What is a Slot?


A slot is a position in a group, series, or sequence. A slot can also be an allocated, scheduled time and place for an aircraft to take off or land, as authorized by an airport or air-traffic authority. It can also refer to an assigned position in a video game or other electronic entertainment. In a casino, a slot is the position where you can place your bets. A slot machine is a type of gambling device that accepts paper tickets with barcodes or coins. It uses a random number generator (RNG) to determine what symbols appear on the reels and pay out credits according to the machine’s pay table. The pay tables can be listed on the machine’s face, or, in newer machines, they are contained within a help menu that appears when the player presses a button. Most slot games have a theme, and the symbols and bonus features are aligned with that theme.

In modern online casinos, the slot has evolved into a popular and highly profitable form of gaming. This is because it can be played anywhere that people have network-connected devices, such as computers, tablets, and mobile phones. Players can place bets on a wide range of different games, including slots, blackjack, and video poker, and can win real money. In addition, some slot sites offer bonuses and rewards that can be used to increase a player’s bankroll.

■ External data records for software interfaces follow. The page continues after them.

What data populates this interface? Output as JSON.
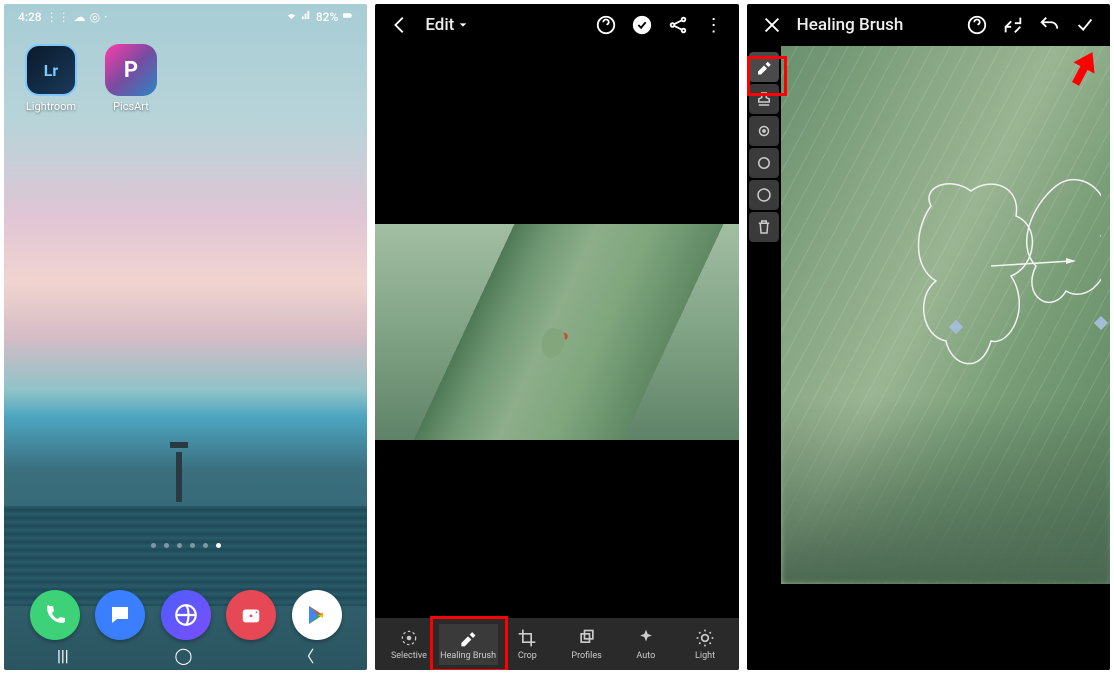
{
  "panel1": {
    "statusbar": {
      "time": "4:28",
      "battery": "82%"
    },
    "apps": [
      {
        "label": "Lightroom",
        "badge": "Lr"
      },
      {
        "label": "PicsArt",
        "badge": "P"
      }
    ],
    "dock": [
      "phone",
      "messages",
      "browser",
      "camera",
      "play"
    ]
  },
  "panel2": {
    "title": "Edit",
    "tools": [
      {
        "label": "Selective"
      },
      {
        "label": "Healing Brush",
        "selected": true
      },
      {
        "label": "Crop"
      },
      {
        "label": "Profiles"
      },
      {
        "label": "Auto"
      },
      {
        "label": "Light"
      }
    ]
  },
  "panel3": {
    "title": "Healing Brush",
    "side_tools": [
      "heal",
      "stamp",
      "feather",
      "opacity",
      "size",
      "delete"
    ]
  }
}
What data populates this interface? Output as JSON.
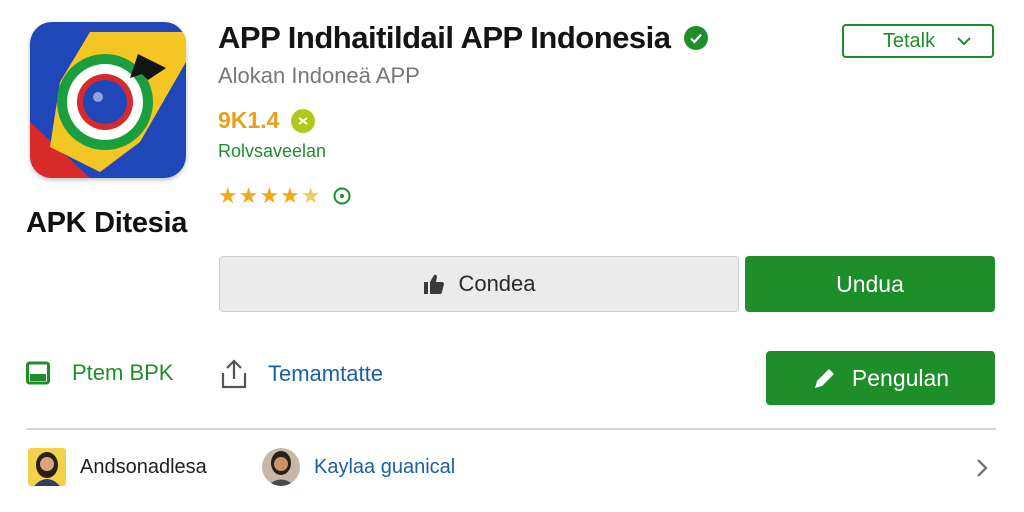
{
  "app": {
    "title": "APP Indhaitildail APP Indonesia",
    "developer": "Alokan Indoneä APP",
    "size": "9K1.4",
    "category": "Rolvsaveelan",
    "rating_stars": 4.5,
    "brand_label": "APK Ditesia",
    "verified_icon": "verified-check-icon"
  },
  "dropdown": {
    "label": "Tetalk"
  },
  "buttons": {
    "secondary_label": "Condea",
    "primary_label": "Undua",
    "review_label": "Pengulan"
  },
  "actions": {
    "save_label": "Ptem BPK",
    "share_label": "Temamtatte"
  },
  "users": [
    {
      "name": "Andsonadlesa"
    },
    {
      "name": "Kaylaa guanical"
    }
  ],
  "colors": {
    "accent_green": "#1e8e2a",
    "size_orange": "#e8a21a",
    "star_gold": "#f0a91c",
    "link_blue": "#1b5fa8"
  }
}
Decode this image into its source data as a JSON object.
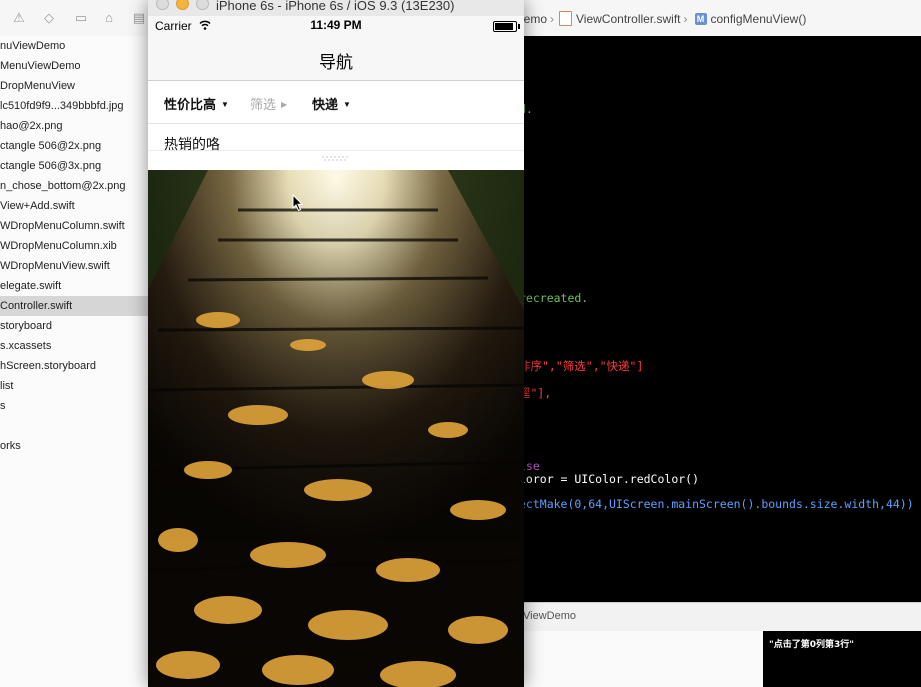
{
  "xcode": {
    "jumpbar": {
      "project": "Demo",
      "file": "ViewController.swift",
      "method": "configMenuView()"
    },
    "navigator_items": [
      {
        "label": "nuViewDemo",
        "selected": false
      },
      {
        "label": "MenuViewDemo",
        "selected": false
      },
      {
        "label": "DropMenuView",
        "selected": false
      },
      {
        "label": "lc510fd9f9...349bbbfd.jpg",
        "selected": false
      },
      {
        "label": "hao@2x.png",
        "selected": false
      },
      {
        "label": "ctangle 506@2x.png",
        "selected": false
      },
      {
        "label": "ctangle 506@3x.png",
        "selected": false
      },
      {
        "label": "n_chose_bottom@2x.png",
        "selected": false
      },
      {
        "label": "View+Add.swift",
        "selected": false
      },
      {
        "label": "WDropMenuColumn.swift",
        "selected": false
      },
      {
        "label": "WDropMenuColumn.xib",
        "selected": false
      },
      {
        "label": "WDropMenuView.swift",
        "selected": false
      },
      {
        "label": "elegate.swift",
        "selected": false
      },
      {
        "label": "Controller.swift",
        "selected": true
      },
      {
        "label": "storyboard",
        "selected": false
      },
      {
        "label": "s.xcassets",
        "selected": false
      },
      {
        "label": "hScreen.storyboard",
        "selected": false
      },
      {
        "label": "list",
        "selected": false
      },
      {
        "label": "s",
        "selected": false
      },
      {
        "label": "",
        "selected": false
      },
      {
        "label": "orks",
        "selected": false
      }
    ],
    "code_lines": [
      {
        "text": "d.",
        "color": "#6fc15b"
      },
      {
        "text": "recreated.",
        "color": "#6fc15b"
      },
      {
        "text": "非序\",\"筛选\",\"快递\"]",
        "color": "#ff3b3b"
      },
      {
        "text": "逕\"],",
        "color": "#ff3b3b"
      },
      {
        "text": "lse",
        "color": "#c34fd1"
      },
      {
        "text": "loror = UIColor.redColor()",
        "color": "#ffffff"
      },
      {
        "text": "ectMake(0,64,UIScreen.mainScreen().bounds.size.width,44))",
        "color": "#5aa0ff"
      }
    ],
    "debug_title": "ViewDemo",
    "console_output": "\"点击了第0列第3行\""
  },
  "simulator": {
    "window_title": "iPhone 6s - iPhone 6s / iOS 9.3 (13E230)",
    "status": {
      "carrier": "Carrier",
      "time": "11:49 PM"
    },
    "nav_title": "导航",
    "menu_columns": [
      {
        "label": "性价比高",
        "arrow": "▼",
        "color": "#111111",
        "bold": true
      },
      {
        "label": "筛选",
        "arrow": "▶",
        "color": "#a9a9a9",
        "bold": false
      },
      {
        "label": "快递",
        "arrow": "▼",
        "color": "#111111",
        "bold": true
      }
    ],
    "selected_row": "热销的咯"
  },
  "colors": {
    "selected_nav": "#d6d6d6",
    "accent_light": "#f3b540"
  }
}
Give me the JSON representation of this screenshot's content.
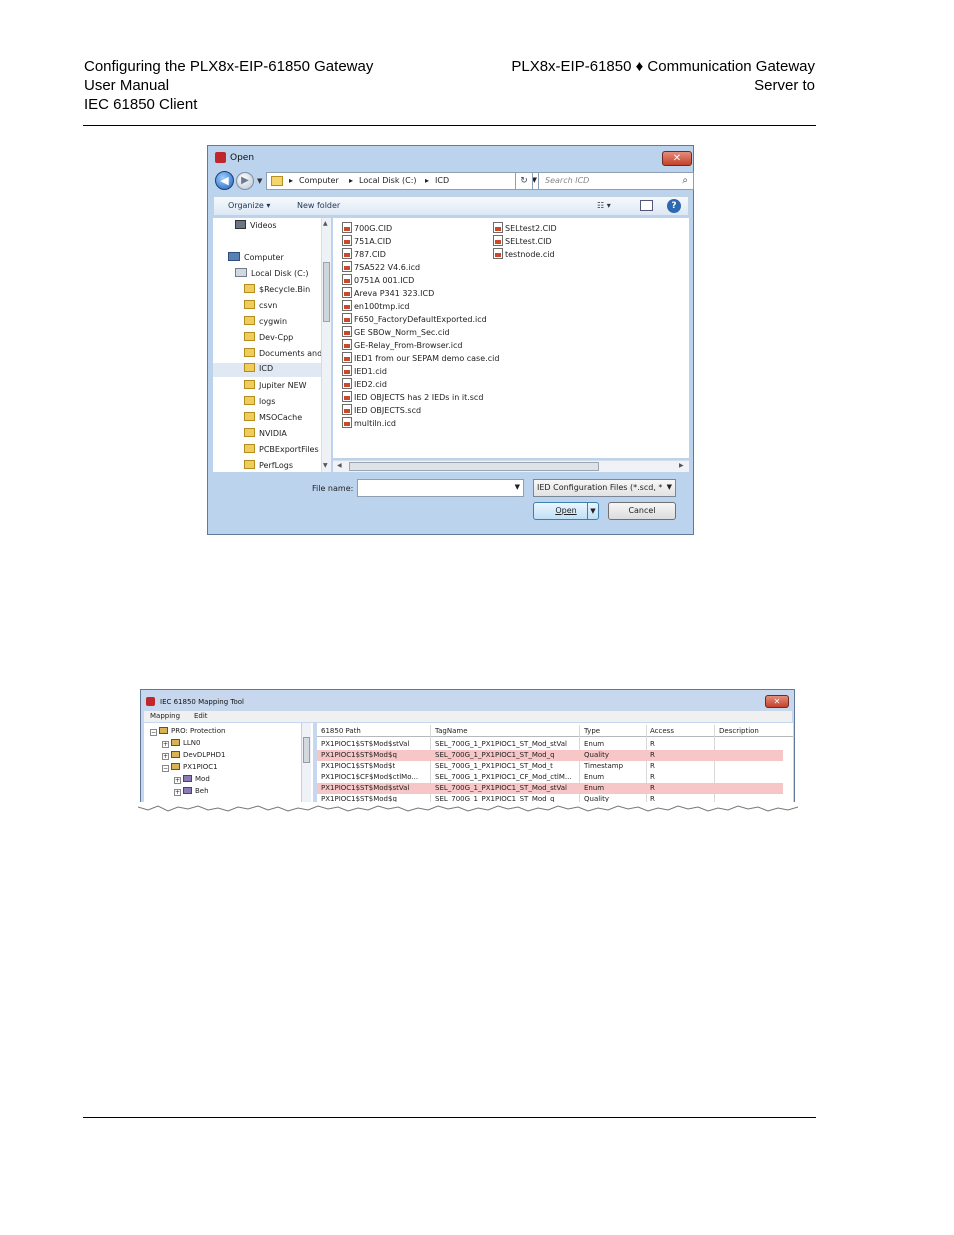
{
  "header": {
    "left_lines": [
      "Configuring the PLX8x-EIP-61850 Gateway",
      "User Manual",
      "IEC 61850 Client"
    ],
    "right_lines": [
      "PLX8x-EIP-61850 ♦ Communication Gateway",
      "Server to"
    ]
  },
  "open_dialog": {
    "title": "Open",
    "close_label": "✕",
    "address": [
      "Computer",
      "Local Disk (C:)",
      "ICD"
    ],
    "search_placeholder": "Search ICD",
    "toolbar": {
      "organize": "Organize ▾",
      "new_folder": "New folder"
    },
    "nav_tree": [
      {
        "label": "Videos",
        "icon": "video-library-icon"
      },
      {
        "label": "Computer",
        "icon": "computer-icon"
      },
      {
        "label": "Local Disk (C:)",
        "icon": "drive-icon"
      },
      {
        "label": "$Recycle.Bin",
        "icon": "folder-icon"
      },
      {
        "label": "csvn",
        "icon": "folder-icon"
      },
      {
        "label": "cygwin",
        "icon": "folder-icon"
      },
      {
        "label": "Dev-Cpp",
        "icon": "folder-icon"
      },
      {
        "label": "Documents and",
        "icon": "folder-icon"
      },
      {
        "label": "ICD",
        "icon": "folder-icon",
        "selected": true
      },
      {
        "label": "Jupiter NEW",
        "icon": "folder-icon"
      },
      {
        "label": "logs",
        "icon": "folder-icon"
      },
      {
        "label": "MSOCache",
        "icon": "folder-icon"
      },
      {
        "label": "NVIDIA",
        "icon": "folder-icon"
      },
      {
        "label": "PCBExportFiles",
        "icon": "folder-icon"
      },
      {
        "label": "PerfLogs",
        "icon": "folder-icon"
      }
    ],
    "files_col1": [
      "700G.CID",
      "751A.CID",
      "787.CID",
      "7SA522 V4.6.icd",
      "0751A 001.ICD",
      "Areva P341 323.ICD",
      "en100tmp.icd",
      "F650_FactoryDefaultExported.icd",
      "GE SBOw_Norm_Sec.cid",
      "GE-Relay_From-Browser.icd",
      "IED1 from our SEPAM demo case.cid",
      "IED1.cid",
      "IED2.cid",
      "IED OBJECTS has 2 IEDs in it.scd",
      "IED OBJECTS.scd",
      "multiln.icd"
    ],
    "files_col2": [
      "SELtest2.CID",
      "SELtest.CID",
      "testnode.cid"
    ],
    "file_name_label": "File name:",
    "file_name_value": "",
    "file_type": "IED Configuration Files (*.scd, *",
    "open_button": "Open",
    "cancel_button": "Cancel"
  },
  "mapping_tool": {
    "title": "IEC 61850 Mapping Tool",
    "close_label": "✕",
    "menu": [
      "Mapping",
      "Edit"
    ],
    "tree": [
      {
        "label": "PRO: Protection",
        "box": "⊟",
        "indent": 0,
        "kind": "ld"
      },
      {
        "label": "LLN0",
        "box": "⊞",
        "indent": 1,
        "kind": "ln"
      },
      {
        "label": "DevDLPHD1",
        "box": "⊞",
        "indent": 1,
        "kind": "ln"
      },
      {
        "label": "PX1PIOC1",
        "box": "⊟",
        "indent": 1,
        "kind": "ln"
      },
      {
        "label": "Mod",
        "box": "⊞",
        "indent": 2,
        "kind": "do"
      },
      {
        "label": "Beh",
        "box": "⊞",
        "indent": 2,
        "kind": "do"
      }
    ],
    "columns": [
      "61850 Path",
      "TagName",
      "Type",
      "Access",
      "Description"
    ],
    "rows": [
      {
        "path": "PX1PIOC1$ST$Mod$stVal",
        "tag": "SEL_700G_1_PX1PIOC1_ST_Mod_stVal",
        "type": "Enum",
        "access": "R",
        "desc": "",
        "highlight": false
      },
      {
        "path": "PX1PIOC1$ST$Mod$q",
        "tag": "SEL_700G_1_PX1PIOC1_ST_Mod_q",
        "type": "Quality",
        "access": "R",
        "desc": "",
        "highlight": true
      },
      {
        "path": "PX1PIOC1$ST$Mod$t",
        "tag": "SEL_700G_1_PX1PIOC1_ST_Mod_t",
        "type": "Timestamp",
        "access": "R",
        "desc": "",
        "highlight": false
      },
      {
        "path": "PX1PIOC1$CF$Mod$ctlMo...",
        "tag": "SEL_700G_1_PX1PIOC1_CF_Mod_ctlM...",
        "type": "Enum",
        "access": "R",
        "desc": "",
        "highlight": false
      },
      {
        "path": "PX1PIOC1$ST$Mod$stVal",
        "tag": "SEL_700G_1_PX1PIOC1_ST_Mod_stVal",
        "type": "Enum",
        "access": "R",
        "desc": "",
        "highlight": true
      },
      {
        "path": "PX1PIOC1$ST$Mod$q",
        "tag": "SEL_700G_1_PX1PIOC1_ST_Mod_q",
        "type": "Quality",
        "access": "R",
        "desc": "",
        "highlight": false
      }
    ]
  }
}
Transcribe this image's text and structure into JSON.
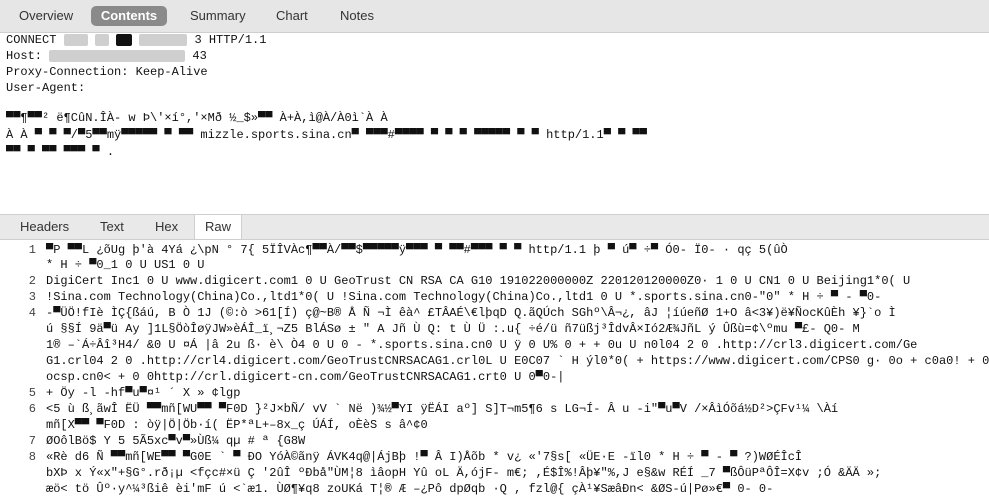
{
  "top_tabs": {
    "items": [
      {
        "label": "Overview",
        "active": false
      },
      {
        "label": "Contents",
        "active": true
      },
      {
        "label": "Summary",
        "active": false
      },
      {
        "label": "Chart",
        "active": false
      },
      {
        "label": "Notes",
        "active": false
      }
    ]
  },
  "request": {
    "connect": "CONNECT",
    "connect_tail": "3 HTTP/1.1",
    "host": "Host:",
    "host_tail": "43",
    "proxy": "Proxy-Connection: Keep-Alive",
    "ua": "User-Agent:",
    "body1": "▀▀¶▀▀² ë¶CûN.ÎÀ- w Þ\\'×í°,'×Mð ½_$»▀▀ À+À,ì@À/À0ì`À À",
    "body2": "À À ▀ ▀ ▀/▀5▀▀mÿ▀▀▀▀▀ ▀ ▀▀ mizzle.sports.sina.cn▀ ▀▀▀#▀▀▀▀ ▀      ▀ ▀ ▀▀▀▀▀ ▀ ▀      http/1.1▀ ▀ ▀▀",
    "body3": "▀▀ ▀ ▀▀ ▀▀▀ ▀ ."
  },
  "bottom_tabs": {
    "items": [
      {
        "label": "Headers",
        "active": false
      },
      {
        "label": "Text",
        "active": false
      },
      {
        "label": "Hex",
        "active": false
      },
      {
        "label": "Raw",
        "active": true
      }
    ]
  },
  "raw": {
    "rows": [
      {
        "num": "1",
        "text": "  ▀P ▀▀L ¿õUg þ'à 4Yá ¿\\pN ° 7{ 5ÏÎVÀc¶▀▀À/▀▀$▀▀▀▀▀ÿ▀▀▀ ▀ ▀▀#▀▀▀ ▀ ▀      http/1.1  þ ▀ ú▀ ÷▀ Ó0- Ï0- ·    qç  5(ûÒ"
      },
      {
        "num": "",
        "text": "       * H  ÷ ▀0_1 0      U  US1 0  U"
      },
      {
        "num": "2",
        "text": " DigiCert Inc1 0  U   www.digicert.com1 0  U   GeoTrust CN RSA CA G10  191022000000Z 220120120000Z0·  1 0      U   CN1 0  U   Beijing1*0(  U"
      },
      {
        "num": "3",
        "text": " !Sina.com Technology(China)Co.,ltd1*0(  U  !Sina.com Technology(China)Co.,ltd1 0  U   *.sports.sina.cn0-\"0\"   *  H  ÷ ▀ - ▀0-"
      },
      {
        "num": "4",
        "text": " -▀ÜÖ!fIè ÌÇ{ßáú, B Ò 1J        (©:ò >61[Í)  ç@~B® Å  Ñ     ¬Ì êà^ £TÂAÉ\\€lþqD Q.ãQÚch  SGhº\\Â¬¿,  âJ ¦íúeñØ  1+O  â<3¥)ë¥ÑocKûÈh ¥}`o Ì"
      },
      {
        "num": "",
        "text": " ú  §§Í  9ä▀ü Ay  ]1L§ÖòÎøÿJW»èÁÎ_ï¸¬Z5 BlÁSø ±  \"  A    Jñ Ù  Q: t     Ù Ü   :.u{  ÷é/ü         ñ7üßj³ÎdvÂ×Ió2Æ¾JñL ý   Ûßù=¢\\ºmu     ▀£- Q0- M"
      },
      {
        "num": "",
        "text": " 1®  –`Á÷Âî³H4/ &0  U    ¤Á    |â 2u  ß· è\\  Ò4  0  U  0 - *.sports.sina.cn0  U ÿ      0  U% 0  +      +     0u  U  n0l04 2 0  .http://crl3.digicert.com/Ge"
      },
      {
        "num": "",
        "text": " G1.crl04 2 0  .http://crl4.digicert.com/GeoTrustCNRSACAG1.crl0L  U  E0C07  ` H  ýl0*0( +    https://www.digicert.com/CPS0 g·  0o +    c0a0! +  0"
      },
      {
        "num": "",
        "text": " ocsp.cn0< +    0   0http://crl.digicert-cn.com/GeoTrustCNRSACAG1.crt0         U  0▀0-|"
      },
      {
        "num": "5",
        "text": " +  Öy  -l -hf▀u▀¤¹  ´ X   » ¢lgp"
      },
      {
        "num": "6",
        "text": " <5  ù ß¸ãwÎ ËÜ ▀▀mñ[WU▀▀ ▀F0D }²J×bÑ/ vV   `   Në )¾½▀YI   ÿËÁI aº]  S]T¬m5¶6   s  LG¬Í- Â   u -i\"▀u▀V    /×ÂìÓõá½D²>ÇFv¹¼  \\Àí"
      },
      {
        "num": "",
        "text": " mñ[X▀▀ ▀F0D :        òÿ|Ö|Öb·í(  ËP*ªL+–8x_ç ÚÁÍ,  oÈèS  s â^¢0"
      },
      {
        "num": "7",
        "text": " ØOôlBö$ Y  5 5Ã5xc▀v▀»Ùß¼   qµ      #  ª   {G8W"
      },
      {
        "num": "8",
        "text": " «Rè     d6   Ñ   ▀▀mñ[WE▀▀  ▀G0E   `  ▀  ÐO  YóÀ©ãnÿ   ÁVK4q@|ÁjBþ !▀   Â    I)Åõb  *  v¿   «'7§s[ «ÜE·E  -ïl0 *  H  ÷  ▀ - ▀ ?)WØÉÎcÎ"
      },
      {
        "num": "",
        "text": " bXÞ x    Ý«x\"+§G°.rð¡µ <fçc#×ü   Ç '2ûÎ   ºÐbå\"ÙM¦8  ìâopH  Yû      oL   Ä,ójF-    m€;    ,É$Î%!Âþ¥\"%,J e§&w   RÉÍ   _7 ▀ßÔüPªÔÎ=X¢v ;Ó   &ÄÄ »;"
      },
      {
        "num": "",
        "text": " æö< tö Ûº·y^¼³ßiê   èi'mF ú   <`æ1.        ÙØ¶¥q8 zoUKá  T¦®   Æ   –¿Pô dpØqb  ·Q   , fzl@{  çÀ¹¥SæâÐn<   &ØS-ú|Pø»€▀  0-  0-"
      }
    ]
  }
}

When it comes to playing slots, there are many things that can make or break a player’s experience. One important factor is the software used by the machine. Good software will ensure that the reels stop on the correct symbol, and won’t produce any false spins or deadlocks. It will also be able to detect problems with the machine and notify the customer.

Another factor to consider is the number of paylines on a slot machine. Traditionally, a slot has only one pay line, but some modern games have as many as 10. The more lines a machine has, the more chance a player will have of winning. This is especially true if the machine has multiple jackpots.

The Slot receiver is a position in American football that requires a high level of speed and skill. This is because he must be able to run precise routes, as well as block defensive backs and safeties. This is especially true on running plays that require him to block the inside and outside linebackers.

A Slot receiver is typically shorter and faster than other receiving positions. He also needs to have great hands and excellent route-running skills, in order to be able to beat coverage and run deep or short routes. In addition, he must be able to perform a variety of blocking techniques, such as chipping and pushing. In some cases, he may even need to perform a crack back block on safeties.